Both of them suffer from a rare condition known as Body Integrity Identity Disorder (BIID). The disorder stems from a disconnect between a person's profound belief in how their body should be versus how it actually is. This divide is what drove David to spend his life savings to amputate a leg he considered to be intrusive. In Chloe’s case, she is living her life like a disabled person despite having perfectly functional legs because she one days hopes to be paralyzed from the waist down.

A recent study in the journal Frontiers in Psychology noted the “broad range in the wording” that BIID sufferers use to capture this sense of limb estrangement. One patient with so-called “amputation desire” was quoted as saying, “I can feel exactly the line where my leg should end and my stump should begin. Sometimes this line hurts or feels numb.” The authors noted another patient saying, “I feel myself complete without my left leg … I’m over-complete with it.”

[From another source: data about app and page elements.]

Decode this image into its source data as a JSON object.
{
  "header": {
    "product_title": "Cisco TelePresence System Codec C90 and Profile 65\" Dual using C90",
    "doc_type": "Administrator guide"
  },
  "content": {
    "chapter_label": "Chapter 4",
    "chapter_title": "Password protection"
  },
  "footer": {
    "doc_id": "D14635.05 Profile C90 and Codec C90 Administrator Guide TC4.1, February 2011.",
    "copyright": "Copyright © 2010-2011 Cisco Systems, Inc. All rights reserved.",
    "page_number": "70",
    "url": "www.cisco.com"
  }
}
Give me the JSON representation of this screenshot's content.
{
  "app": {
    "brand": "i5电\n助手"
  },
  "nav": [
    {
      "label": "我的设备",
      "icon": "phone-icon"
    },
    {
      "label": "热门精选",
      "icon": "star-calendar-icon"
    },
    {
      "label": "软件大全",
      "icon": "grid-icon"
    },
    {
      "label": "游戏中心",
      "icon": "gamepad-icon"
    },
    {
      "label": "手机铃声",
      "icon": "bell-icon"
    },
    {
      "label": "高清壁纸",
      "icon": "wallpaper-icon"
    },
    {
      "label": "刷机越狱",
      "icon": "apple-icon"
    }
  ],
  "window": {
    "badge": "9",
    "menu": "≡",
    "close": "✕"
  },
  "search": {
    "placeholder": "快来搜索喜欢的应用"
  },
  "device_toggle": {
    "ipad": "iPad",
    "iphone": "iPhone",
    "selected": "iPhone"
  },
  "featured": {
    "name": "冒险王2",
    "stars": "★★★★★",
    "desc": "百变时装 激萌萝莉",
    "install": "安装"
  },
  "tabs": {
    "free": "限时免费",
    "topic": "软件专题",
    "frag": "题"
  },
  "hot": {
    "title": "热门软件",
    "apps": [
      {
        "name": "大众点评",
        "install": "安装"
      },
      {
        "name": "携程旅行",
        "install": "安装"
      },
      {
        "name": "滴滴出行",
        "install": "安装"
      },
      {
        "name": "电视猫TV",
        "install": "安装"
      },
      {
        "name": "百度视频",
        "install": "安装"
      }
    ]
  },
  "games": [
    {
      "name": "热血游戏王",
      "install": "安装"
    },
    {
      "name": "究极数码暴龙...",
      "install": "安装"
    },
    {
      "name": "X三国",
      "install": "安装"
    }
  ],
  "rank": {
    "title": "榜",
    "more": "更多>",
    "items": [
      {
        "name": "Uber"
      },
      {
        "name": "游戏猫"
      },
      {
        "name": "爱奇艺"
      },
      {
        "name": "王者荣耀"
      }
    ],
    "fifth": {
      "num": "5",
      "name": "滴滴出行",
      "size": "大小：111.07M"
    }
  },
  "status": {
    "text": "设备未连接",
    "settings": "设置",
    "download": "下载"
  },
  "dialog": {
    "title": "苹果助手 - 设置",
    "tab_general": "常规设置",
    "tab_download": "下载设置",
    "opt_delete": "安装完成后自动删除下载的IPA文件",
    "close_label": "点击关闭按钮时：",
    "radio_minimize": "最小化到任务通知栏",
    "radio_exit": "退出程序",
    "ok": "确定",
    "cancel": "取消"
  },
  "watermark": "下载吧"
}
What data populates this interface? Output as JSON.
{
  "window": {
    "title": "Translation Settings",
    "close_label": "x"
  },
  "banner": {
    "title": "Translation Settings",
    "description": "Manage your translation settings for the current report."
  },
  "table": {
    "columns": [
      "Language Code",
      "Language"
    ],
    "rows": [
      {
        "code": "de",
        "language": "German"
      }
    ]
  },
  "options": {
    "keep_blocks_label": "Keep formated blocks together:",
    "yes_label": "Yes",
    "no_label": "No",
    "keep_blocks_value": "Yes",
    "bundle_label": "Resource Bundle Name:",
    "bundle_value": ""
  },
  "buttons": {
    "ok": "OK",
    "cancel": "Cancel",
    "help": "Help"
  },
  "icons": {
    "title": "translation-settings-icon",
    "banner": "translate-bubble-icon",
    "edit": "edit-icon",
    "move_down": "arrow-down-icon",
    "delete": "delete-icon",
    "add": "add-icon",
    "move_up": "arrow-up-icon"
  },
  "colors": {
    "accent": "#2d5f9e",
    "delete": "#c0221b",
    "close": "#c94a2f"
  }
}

In a recent PLoS One study, Milenna van Dijk of the University of Amsterdam and colleagues described that individuals with BIID “lack this feeling of ownership for distinct limbs and desire amputation of perfectly healthy body parts.” This feeling of “disownership”, they explain, doesn’t necessarily stem from a certain kind of damage to the brain.

To investigate the feeling of ownership (or lack thereof) that a person has concerning their limb, van Dijk conducted functional MRI scans of people with and without BIID. The authors wanted to see if there was any difference in brain activity when limbs that do and don’t feel part of the body were stimulated or put into motion.

The only detectable difference in activity occurred when the limbs were stimulated, which produced a notable change in the region of the brain called the premotor cortex. They concluded that BIID could stem from the brain not properly integrating sensations of the disowned limb with how one senses the relative position of the limb with neighboring body parts.

Michael First, who is a clinical psychiatrist at Columbia University, views this disparity between the BIID sufferer’s built in representation of their own body and their physical body as an identity disorder that involves the sense of self. He explained in an article that this clash is similar to people who suffer from gender identity disorder. “Body integrity identity disorder hypothesises that a normal function, which is your comfort in how your body fits together, has gone wrong,” he said.

Source: van Dijk M. et al. Neural Basis of Limb Ownership in Individuals with Body Integrity Identity Disorder. PLoS One. 2013.